-- chuck, a Night Driver (firstname.lastname@example.org), May 14, 1999.
We've been thur the 9/9/99 problem a couple of times. Many of the programmers here, including myself, didn't think it's a big deal, except for Chuck I believe. I have great respect for Chuck, and don't doubt him at all. That's part of the problem, there are so many ways to do things in this business, and no two programmers think alike. I'll see if I can dig up a couple of threads for you on this in a while. I've been off the forum for a couple of days and have some catching-up to do now. I see my friend Mr. Poole is looking for me... Later. <:)=
-- Sysman (email@example.com), May 14, 1999.
Well, isn't this cozy! I just love togetherness, don't you? When Dino posted this stuff over at what they endearingly call "Biffy," here's what happened -
Forum: Gary North is a Big Fat Idiot Forum
Re: 9/9/99 to bring a preview of armageddon? - Take a look! (COBOL Dinosaur) - Date: May 14, 10:09
From: Paul Davis
Could you possibly post this over at Yourdon's forum?
From: COBOL Dinosaur
Not that it will do any good over there. By the time I get done typing this reply to you, they will have called me everything but "sir".
Yours in COBOL... Dino!
From: Paul Davis
Thanks a bunch - anything will help I suppose. From my email, I figure the lurker to poster ratio is pretty big - so we do it for the lurkers. (If the doomers managed to panic everyone who visits that site between now and Christmas!)
The guys who drive me nuts are the determined doomers.
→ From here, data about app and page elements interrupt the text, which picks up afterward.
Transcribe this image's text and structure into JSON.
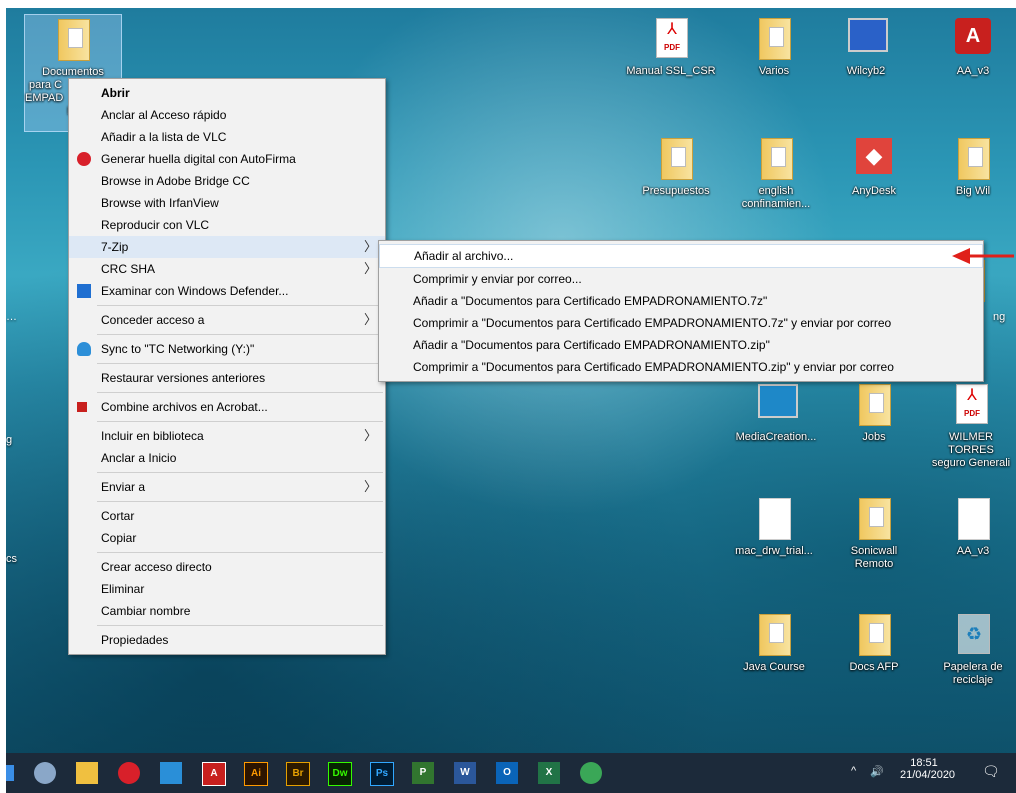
{
  "desktop": {
    "icons": [
      {
        "key": "documentos",
        "l1": "Documentos",
        "l2": "para C",
        "l3": "EMPAD",
        "l4": "N"
      },
      {
        "key": "manual_ssl",
        "label": "Manual SSL_CSR"
      },
      {
        "key": "varios",
        "label": "Varios"
      },
      {
        "key": "wilcyb2",
        "label": "Wilcyb2"
      },
      {
        "key": "aa_v3_top",
        "label": "AA_v3"
      },
      {
        "key": "presupuestos",
        "label": "Presupuestos"
      },
      {
        "key": "english",
        "l1": "english",
        "l2": "confinamien..."
      },
      {
        "key": "anydesk",
        "label": "AnyDesk"
      },
      {
        "key": "bigwil",
        "label": "Big Wil"
      },
      {
        "key": "mediacreation",
        "label": "MediaCreation..."
      },
      {
        "key": "jobs",
        "label": "Jobs"
      },
      {
        "key": "wilmer",
        "l1": "WILMER TORRES",
        "l2": "seguro Generali"
      },
      {
        "key": "macdrw",
        "label": "mac_drw_trial..."
      },
      {
        "key": "sonicwall",
        "l1": "Sonicwall",
        "l2": "Remoto"
      },
      {
        "key": "aa_v3_mid",
        "label": "AA_v3"
      },
      {
        "key": "javacourse",
        "label": "Java Course"
      },
      {
        "key": "docsafp",
        "label": "Docs AFP"
      },
      {
        "key": "papelera",
        "l1": "Papelera de",
        "l2": "reciclaje"
      }
    ],
    "edge_fragments": [
      "g",
      "ng",
      "g",
      "cs"
    ],
    "pdf_badge": "PDF"
  },
  "context_menu": {
    "items": [
      {
        "label": "Abrir",
        "bold": true
      },
      {
        "label": "Anclar al Acceso rápido"
      },
      {
        "label": "Añadir a la lista de VLC"
      },
      {
        "label": "Generar huella digital con AutoFirma",
        "icon": "autofirma-icon"
      },
      {
        "label": "Browse in Adobe Bridge CC"
      },
      {
        "label": "Browse with IrfanView"
      },
      {
        "label": "Reproducir con VLC"
      },
      {
        "label": "7-Zip",
        "submenu": true
      },
      {
        "label": "CRC SHA",
        "submenu": true
      },
      {
        "label": "Examinar con Windows Defender...",
        "icon": "windows-defender-icon"
      },
      {
        "separator": true
      },
      {
        "label": "Conceder acceso a",
        "submenu": true
      },
      {
        "separator": true
      },
      {
        "label": "Sync to \"TC Networking (Y:)\"",
        "icon": "cloud-sync-icon"
      },
      {
        "separator": true
      },
      {
        "label": "Restaurar versiones anteriores"
      },
      {
        "separator": true
      },
      {
        "label": "Combine archivos en Acrobat...",
        "icon": "acrobat-icon"
      },
      {
        "separator": true
      },
      {
        "label": "Incluir en biblioteca",
        "submenu": true
      },
      {
        "label": "Anclar a Inicio"
      },
      {
        "separator": true
      },
      {
        "label": "Enviar a",
        "submenu": true
      },
      {
        "separator": true
      },
      {
        "label": "Cortar"
      },
      {
        "label": "Copiar"
      },
      {
        "separator": true
      },
      {
        "label": "Crear acceso directo"
      },
      {
        "label": "Eliminar"
      },
      {
        "label": "Cambiar nombre"
      },
      {
        "separator": true
      },
      {
        "label": "Propiedades"
      }
    ],
    "submenu_arrow": "〉"
  },
  "zip_submenu": {
    "items": [
      "Añadir al archivo...",
      "Comprimir y enviar por correo...",
      "Añadir a \"Documentos para Certificado EMPADRONAMIENTO.7z\"",
      "Comprimir a \"Documentos para Certificado EMPADRONAMIENTO.7z\" y enviar por correo",
      "Añadir a \"Documentos para Certificado EMPADRONAMIENTO.zip\"",
      "Comprimir a \"Documentos para Certificado EMPADRONAMIENTO.zip\" y enviar por correo"
    ]
  },
  "taskbar": {
    "apps": [
      {
        "name": "tools-icon",
        "txt": ""
      },
      {
        "name": "file-explorer-icon",
        "txt": ""
      },
      {
        "name": "recorder-icon",
        "txt": ""
      },
      {
        "name": "media-icon",
        "txt": ""
      },
      {
        "name": "autocad-icon",
        "txt": "A"
      },
      {
        "name": "illustrator-icon",
        "txt": "Ai"
      },
      {
        "name": "bridge-icon",
        "txt": "Br"
      },
      {
        "name": "dreamweaver-icon",
        "txt": "Dw"
      },
      {
        "name": "photoshop-icon",
        "txt": "Ps"
      },
      {
        "name": "project-icon",
        "txt": "P"
      },
      {
        "name": "word-icon",
        "txt": "W"
      },
      {
        "name": "outlook-icon",
        "txt": "O"
      },
      {
        "name": "excel-icon",
        "txt": "X"
      },
      {
        "name": "chrome-icon",
        "txt": ""
      }
    ],
    "tray": {
      "chevron": "^",
      "volume": "🔊",
      "time": "18:51",
      "date": "21/04/2020",
      "notification": "🗨"
    }
  },
  "colors": {
    "arrow": "#e0201a",
    "illustrator": "#ff9a00",
    "bridge": "#e6a000",
    "dreamweaver": "#35fa00",
    "photoshop": "#31a8ff"
  }
}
The ones who absolutely refuse to consider any possible outcome other than TEOTW. Some say they are paid, some say they are vendors trying to keep the buying fever up - I don't claim to know.
[OutingsR Note - you wouldn't be spreading false rumors, Sayn't Paul, would you?]
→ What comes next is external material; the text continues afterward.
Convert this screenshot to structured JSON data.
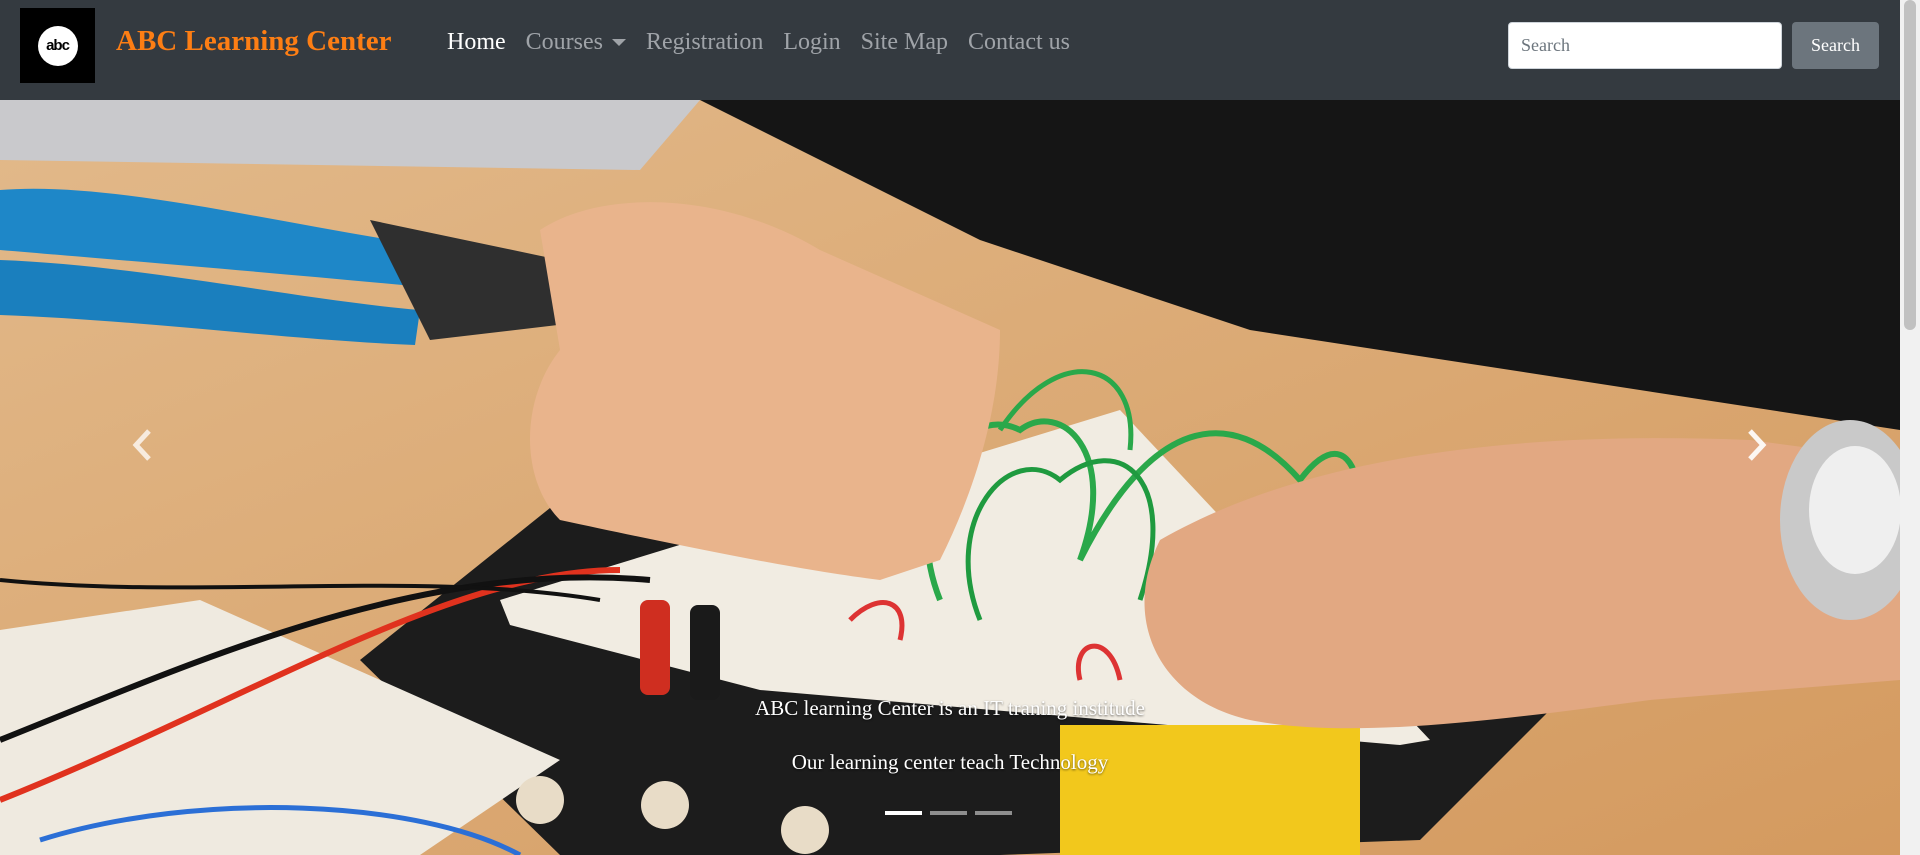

But something funny is going on - some of these guys are online over there a good 16 hrs a day - spreading as much panic as possible. That kind of up time on the Internet implies a LAN connection - which implies either roadrunner/cable modem or an ISDN/T1/T3/Satellite link. Bare minimum would be a second phone line and checking every half hour or so to post something - hard to do and troublesome. Several claim to be cashing in everything for Y2K preps - so where are they getting the cash for something expensive and (by their mode of thought) useless in just a few months? Does not add up at all - if you accept their stories.
To borrow from a famous doomer - BWAHAHAHAHAHAHAHA!
-- OutingsR (firstname.lastname@example.org), May 14, 1999.
"some of these guys are online over there a good 16 hrs a day"
Yup, that's me! T1 at work and a second line at home. I guess I'm in big trouble now, huh? <:)=
-- Sysman (email@example.com), May 14, 1999.
Paul sees unshaven guys in too-long trenchcoats hiding behind every bush, whispering into their cell phones, planning their next moves. "Dmitri, you there?" "I can hear you, Boris, so talk already." "We've got to scare more people somehow, right?" "Of course right. You know our orders!" "So how do we do it?" "I'm thinking, Boris, I'm thinking." "So hurry up with the thinking, it's starting to rain here."
-- Tom Carey (firstname.lastname@example.org), May 14, 1999.
No, just curious about several guys who seem to monitor this place at least 16 hours per day. A couple come very close to 24/7. You all know who I am talking about here - lets not get coy. And if there is anything in this world I am dead certain about, it is that you can't possibly do that with a phone modem, without at least the expense of running a second phone line into your house.
So if all your money is going for Y2K preps, WHY are you blowing more money on a fancy Internet hookup that you don't think will work after New Years?
-- Paul Davis (email@example.com), May 15, 1999.